Exercise brief:
Nothing should be left out when you copy the entries below.

Source records:
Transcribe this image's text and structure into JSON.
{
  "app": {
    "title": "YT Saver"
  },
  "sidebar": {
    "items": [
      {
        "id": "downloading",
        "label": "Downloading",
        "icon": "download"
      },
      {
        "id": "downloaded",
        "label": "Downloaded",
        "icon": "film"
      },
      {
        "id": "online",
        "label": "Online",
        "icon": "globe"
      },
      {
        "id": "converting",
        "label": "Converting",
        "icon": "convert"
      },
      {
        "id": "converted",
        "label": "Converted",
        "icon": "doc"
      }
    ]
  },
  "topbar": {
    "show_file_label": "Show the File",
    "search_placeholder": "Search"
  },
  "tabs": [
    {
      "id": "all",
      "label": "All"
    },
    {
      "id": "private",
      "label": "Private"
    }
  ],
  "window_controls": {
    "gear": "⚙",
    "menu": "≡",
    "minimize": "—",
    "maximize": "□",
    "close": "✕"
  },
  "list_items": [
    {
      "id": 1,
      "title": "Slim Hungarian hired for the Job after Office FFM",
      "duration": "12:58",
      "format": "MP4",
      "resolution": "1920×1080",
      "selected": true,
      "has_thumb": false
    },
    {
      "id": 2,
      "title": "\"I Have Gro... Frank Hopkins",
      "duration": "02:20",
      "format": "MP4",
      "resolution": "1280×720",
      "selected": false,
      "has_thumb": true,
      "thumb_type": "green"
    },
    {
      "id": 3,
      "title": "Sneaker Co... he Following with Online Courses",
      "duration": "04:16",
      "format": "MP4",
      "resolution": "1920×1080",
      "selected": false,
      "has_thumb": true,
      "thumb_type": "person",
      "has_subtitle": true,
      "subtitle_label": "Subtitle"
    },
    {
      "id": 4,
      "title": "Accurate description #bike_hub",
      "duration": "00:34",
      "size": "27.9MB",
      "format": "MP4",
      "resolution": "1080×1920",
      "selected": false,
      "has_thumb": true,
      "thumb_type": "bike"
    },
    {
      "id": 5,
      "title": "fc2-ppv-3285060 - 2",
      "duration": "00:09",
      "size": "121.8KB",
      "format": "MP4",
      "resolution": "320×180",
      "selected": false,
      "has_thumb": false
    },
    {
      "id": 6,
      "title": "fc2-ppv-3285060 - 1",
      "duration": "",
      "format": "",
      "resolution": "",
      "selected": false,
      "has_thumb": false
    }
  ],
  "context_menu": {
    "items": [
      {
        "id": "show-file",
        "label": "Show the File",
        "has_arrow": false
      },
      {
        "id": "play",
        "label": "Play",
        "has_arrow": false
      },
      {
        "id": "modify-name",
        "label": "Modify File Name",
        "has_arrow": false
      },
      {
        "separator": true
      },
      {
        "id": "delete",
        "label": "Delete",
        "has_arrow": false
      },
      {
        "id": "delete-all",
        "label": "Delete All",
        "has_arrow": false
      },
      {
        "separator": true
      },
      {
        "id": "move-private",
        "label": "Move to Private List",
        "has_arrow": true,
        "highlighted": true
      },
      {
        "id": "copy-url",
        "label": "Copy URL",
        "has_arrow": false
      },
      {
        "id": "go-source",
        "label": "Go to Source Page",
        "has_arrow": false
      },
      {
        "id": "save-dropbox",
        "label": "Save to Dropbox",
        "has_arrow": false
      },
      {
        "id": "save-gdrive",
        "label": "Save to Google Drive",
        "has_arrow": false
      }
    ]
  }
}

Response to this exercise:
Transcribe this image's text and structure into JSON.
{
  "app": {
    "title": "YT Saver"
  },
  "sidebar": {
    "items": [
      {
        "id": "downloading",
        "label": "Downloading",
        "icon": "download"
      },
      {
        "id": "downloaded",
        "label": "Downloaded",
        "icon": "film"
      },
      {
        "id": "online",
        "label": "Online",
        "icon": "globe"
      },
      {
        "id": "converting",
        "label": "Converting",
        "icon": "convert"
      },
      {
        "id": "converted",
        "label": "Converted",
        "icon": "doc"
      }
    ]
  },
  "topbar": {
    "show_file_label": "Show the File",
    "search_placeholder": "Search"
  },
  "tabs": [
    {
      "id": "all",
      "label": "All"
    },
    {
      "id": "private",
      "label": "Private"
    }
  ],
  "window_controls": {
    "gear": "⚙",
    "menu": "≡",
    "minimize": "—",
    "maximize": "□",
    "close": "✕"
  },
  "list_items": [
    {
      "id": 1,
      "title": "Slim Hungarian hired for the Job after Office FFM",
      "duration": "12:58",
      "format": "MP4",
      "resolution": "1920×1080",
      "selected": true,
      "has_thumb": false
    },
    {
      "id": 2,
      "title": "\"I Have Gro... Frank Hopkins",
      "duration": "02:20",
      "format": "MP4",
      "resolution": "1280×720",
      "selected": false,
      "has_thumb": true,
      "thumb_type": "green"
    },
    {
      "id": 3,
      "title": "Sneaker Co... he Following with Online Courses",
      "duration": "04:16",
      "format": "MP4",
      "resolution": "1920×1080",
      "selected": false,
      "has_thumb": true,
      "thumb_type": "person",
      "has_subtitle": true,
      "subtitle_label": "Subtitle"
    },
    {
      "id": 4,
      "title": "Accurate description #bike_hub",
      "duration": "00:34",
      "size": "27.9MB",
      "format": "MP4",
      "resolution": "1080×1920",
      "selected": false,
      "has_thumb": true,
      "thumb_type": "bike"
    },
    {
      "id": 5,
      "title": "fc2-ppv-3285060 - 2",
      "duration": "00:09",
      "size": "121.8KB",
      "format": "MP4",
      "resolution": "320×180",
      "selected": false,
      "has_thumb": false
    },
    {
      "id": 6,
      "title": "fc2-ppv-3285060 - 1",
      "duration": "",
      "format": "",
      "resolution": "",
      "selected": false,
      "has_thumb": false
    }
  ],
  "context_menu": {
    "items": [
      {
        "id": "show-file",
        "label": "Show the File",
        "has_arrow": false
      },
      {
        "id": "play",
        "label": "Play",
        "has_arrow": false
      },
      {
        "id": "modify-name",
        "label": "Modify File Name",
        "has_arrow": false
      },
      {
        "separator": true
      },
      {
        "id": "delete",
        "label": "Delete",
        "has_arrow": false
      },
      {
        "id": "delete-all",
        "label": "Delete All",
        "has_arrow": false
      },
      {
        "separator": true
      },
      {
        "id": "move-private",
        "label": "Move to Private List",
        "has_arrow": true,
        "highlighted": true
      },
      {
        "id": "copy-url",
        "label": "Copy URL",
        "has_arrow": false
      },
      {
        "id": "go-source",
        "label": "Go to Source Page",
        "has_arrow": false
      },
      {
        "id": "save-dropbox",
        "label": "Save to Dropbox",
        "has_arrow": false
      },
      {
        "id": "save-gdrive",
        "label": "Save to Google Drive",
        "has_arrow": false
      }
    ]
  }
}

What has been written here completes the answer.